ED is commonly defined as the inability to achieve and/or maintain an erection sufficient for satisfactory sexual intercourse. It is only a problem when you regularly have difficulty—often to the extent that you’re avoiding contact with your partner.
Diseases such as diabetes, high blood pressure and high cholesterol are common causes of ED. And even a perfectly healthy male can have ED as the side effect of some medications. Erectile Disfunction
About 90% of the cases of ED that medical doctors see are caused by physical factors usually classified as vascular (related to blood flow) and non-vascular diseases. It is estimated that 70% of all ED cases may be attributable to vascular diseases alone.
A man’s penis requires a healthy blood flow to become completely erect, and even a marginal reduction in blood flow can potentially cause problems.
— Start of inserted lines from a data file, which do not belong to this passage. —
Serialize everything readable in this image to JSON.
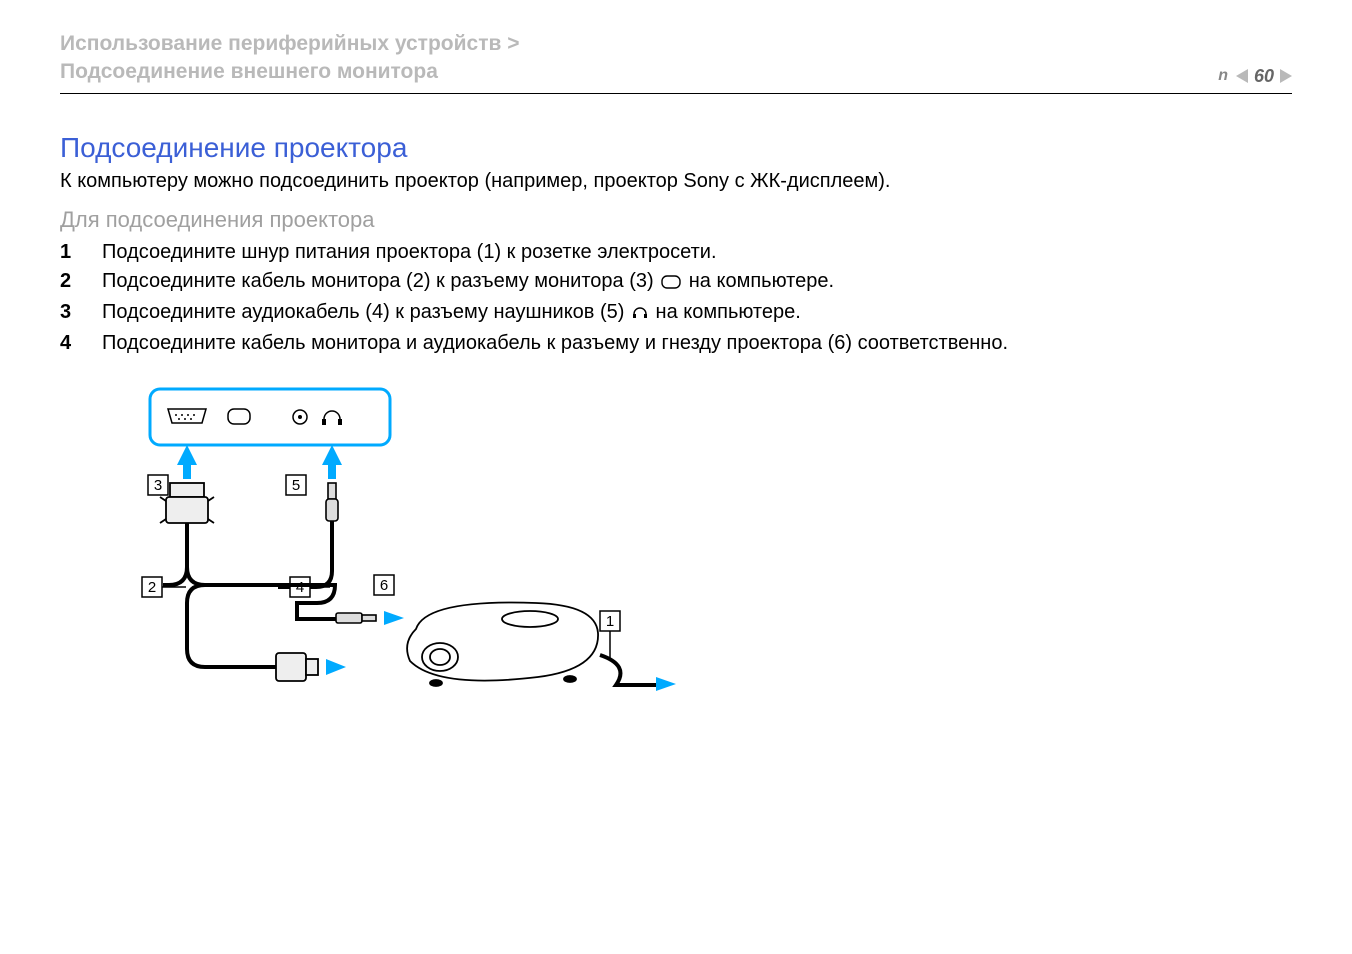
{
  "header": {
    "breadcrumb_line1": "Использование периферийных устройств >",
    "breadcrumb_line2": "Подсоединение внешнего монитора",
    "nav": {
      "n_label": "n",
      "page_number": "60"
    }
  },
  "content": {
    "section_title": "Подсоединение проектора",
    "lead": "К компьютеру можно подсоединить проектор (например, проектор Sony с ЖК-дисплеем).",
    "sub_title": "Для подсоединения проектора",
    "steps": [
      {
        "n": "1",
        "text": "Подсоедините шнур питания проектора (1) к розетке электросети."
      },
      {
        "n": "2",
        "text_a": "Подсоедините кабель монитора (2) к разъему монитора (3) ",
        "icon": "monitor-port-icon",
        "text_b": " на компьютере."
      },
      {
        "n": "3",
        "text_a": "Подсоедините аудиокабель (4) к разъему наушников (5) ",
        "icon": "headphones-icon",
        "text_b": " на компьютере."
      },
      {
        "n": "4",
        "text": "Подсоедините кабель монитора и аудиокабель к разъему и гнезду проектора (6) соответственно."
      }
    ]
  },
  "diagram": {
    "callouts": [
      "1",
      "2",
      "3",
      "4",
      "5",
      "6"
    ]
  }
}
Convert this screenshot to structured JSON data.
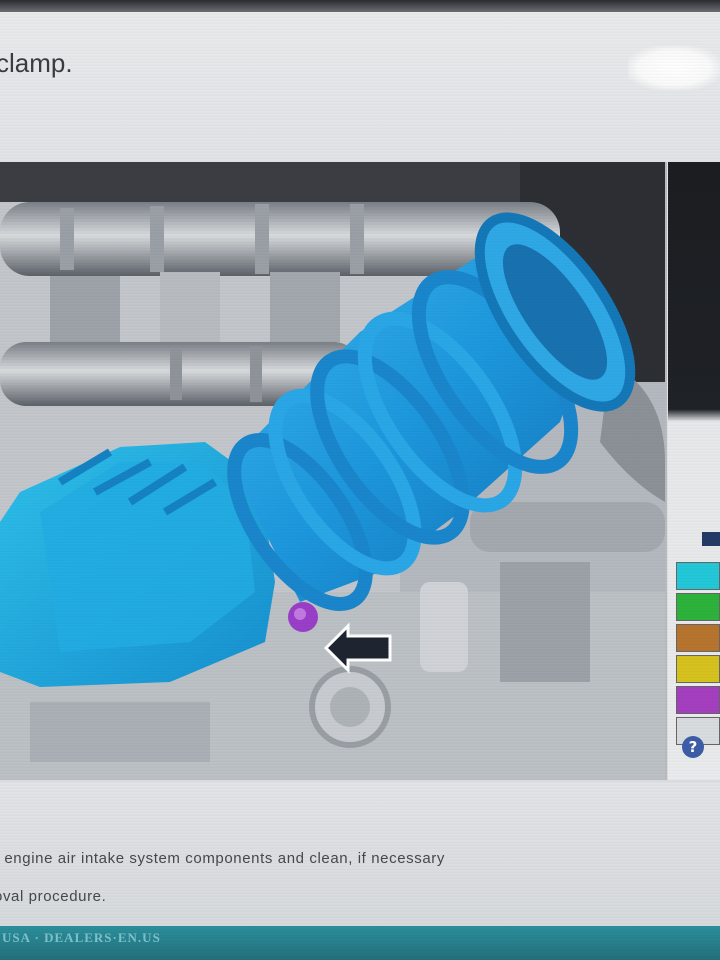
{
  "header": {
    "title": "clamp."
  },
  "diagram": {
    "description_colors": {
      "component": "#1f9ee0",
      "component_shadow": "#1478b8",
      "clip": "#9a3fc8",
      "arrow": "#1e2530",
      "engine": "#b9bec4"
    }
  },
  "legend": {
    "swatches": [
      {
        "color": "#22c8d8"
      },
      {
        "color": "#2db33b"
      },
      {
        "color": "#b7742f"
      },
      {
        "color": "#d6c21e"
      },
      {
        "color": "#a53fc0"
      },
      {
        "color": "#d9dcdf"
      }
    ]
  },
  "help": {
    "label": "?"
  },
  "content": {
    "line1": "r engine air intake system components and clean, if necessary",
    "line2": "oval procedure."
  },
  "footer": {
    "text": "USA · DEALERS·EN.US"
  }
}
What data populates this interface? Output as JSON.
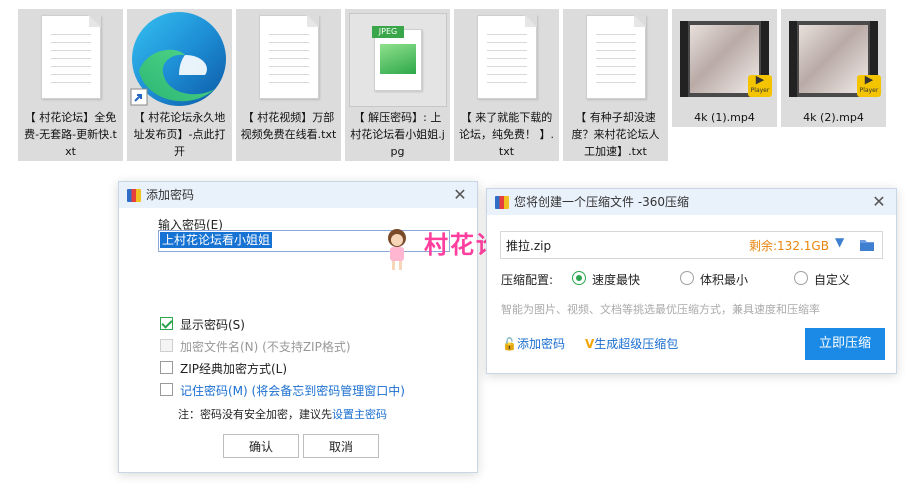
{
  "files": [
    {
      "name": "【 村花论坛】全免费-无套路-更新快.txt",
      "type": "txt"
    },
    {
      "name": "【 村花论坛永久地址发布页】-点此打开",
      "type": "edge-shortcut"
    },
    {
      "name": "【 村花视频】万部视频免费在线看.txt",
      "type": "txt"
    },
    {
      "name": "【 解压密码】: 上村花论坛看小姐姐.jpg",
      "type": "jpg",
      "badge": "JPEG"
    },
    {
      "name": "【 来了就能下载的论坛，纯免费！ 】.txt",
      "type": "txt"
    },
    {
      "name": "【 有种子却没速度？来村花论坛人工加速】.txt",
      "type": "txt"
    },
    {
      "name": "4k (1).mp4",
      "type": "mp4",
      "badge": "Player"
    },
    {
      "name": "4k (2).mp4",
      "type": "mp4",
      "badge": "Player"
    }
  ],
  "password_dialog": {
    "title": "添加密码",
    "input_label": "输入密码(E)",
    "password_value": "上村花论坛看小姐姐",
    "show_password": {
      "label": "显示密码(S)",
      "checked": true
    },
    "encrypt_names": {
      "label": "加密文件名(N) (不支持ZIP格式)",
      "checked": false,
      "disabled": true
    },
    "zip_classic": {
      "label": "ZIP经典加密方式(L)",
      "checked": false
    },
    "remember": {
      "label": "记住密码(M) (将会备忘到密码管理窗口中)",
      "checked": false
    },
    "note_prefix": "注：密码没有安全加密，建议先",
    "note_link": "设置主密码",
    "ok": "确认",
    "cancel": "取消"
  },
  "compress_dialog": {
    "title": "您将创建一个压缩文件 -360压缩",
    "filename": "推拉.zip",
    "free_space": "剩余:132.1GB",
    "config_label": "压缩配置:",
    "options": [
      {
        "label": "速度最快",
        "selected": true
      },
      {
        "label": "体积最小",
        "selected": false
      },
      {
        "label": "自定义",
        "selected": false
      }
    ],
    "hint": "智能为图片、视频、文档等挑选最优压缩方式，兼具速度和压缩率",
    "add_password": "添加密码",
    "super_zip": "生成超级压缩包",
    "compress_now": "立即压缩"
  },
  "watermark": "村花论坛",
  "colors": {
    "accent": "#1a8ae6",
    "link": "#1a6fd0",
    "orange": "#e8850c",
    "success": "#2da44e",
    "watermark": "#ff3e9e"
  },
  "icons": {
    "close": "close-icon",
    "folder": "folder-icon",
    "dropdown": "chevron-down-icon",
    "lock": "lock-icon"
  }
}
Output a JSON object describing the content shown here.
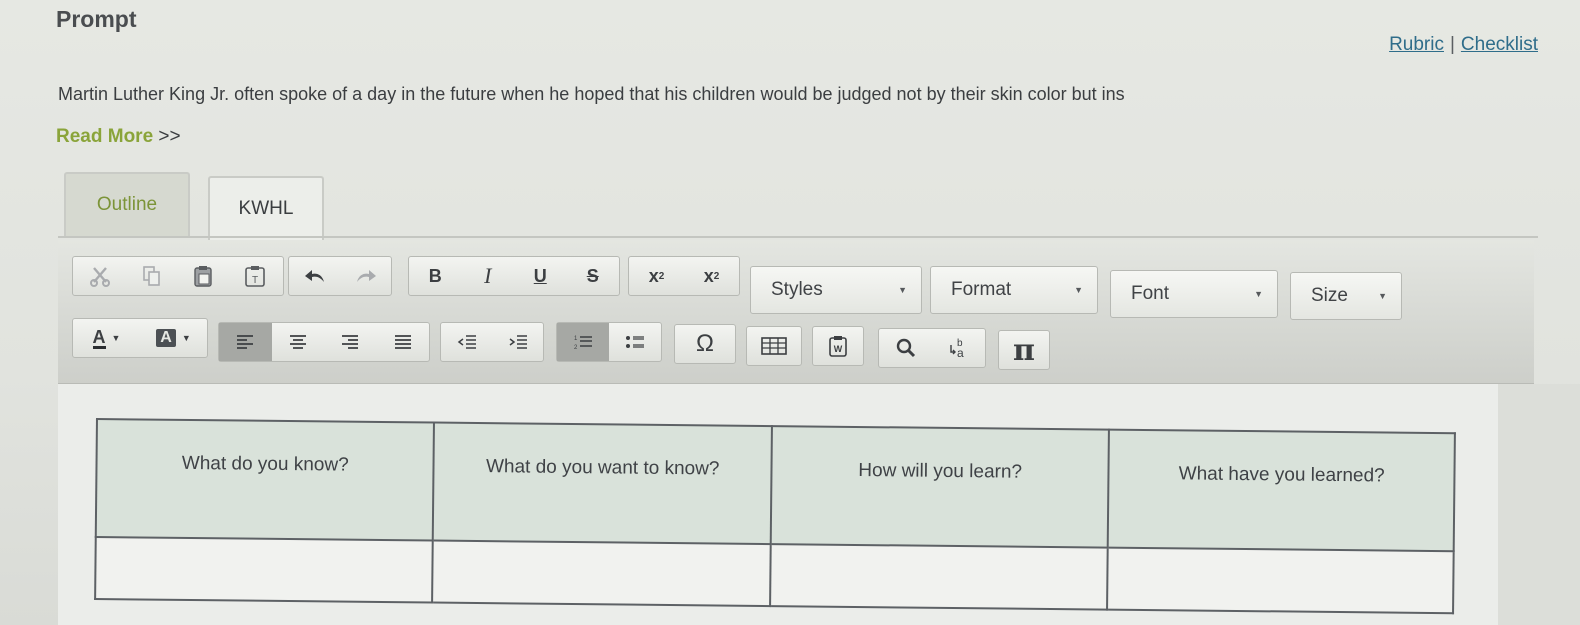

This condition is referred to as a vascular insufficiency and is known to be caused by the following factors:
High Blood Cholesterol
Poor overall blood circulation
LESS COMMON CAUSES
Over 200 prescription medications can cause or contribute to ED.
Hormonal deficiencies caused by testicular disease, liver disease or thyroid problems.
Chronic illnesses such a liver disease or chronic renal disease.
Neurological problems such as Multiple Sclerosis, Stroke or Parkinson’s disease.
Trauma to the pelvic area from certain surgeries, radiation therapy or blunt trauma accidents.
Peyronie’s plaque or disease that is a condition of excessive fibrosis in the penile tissue.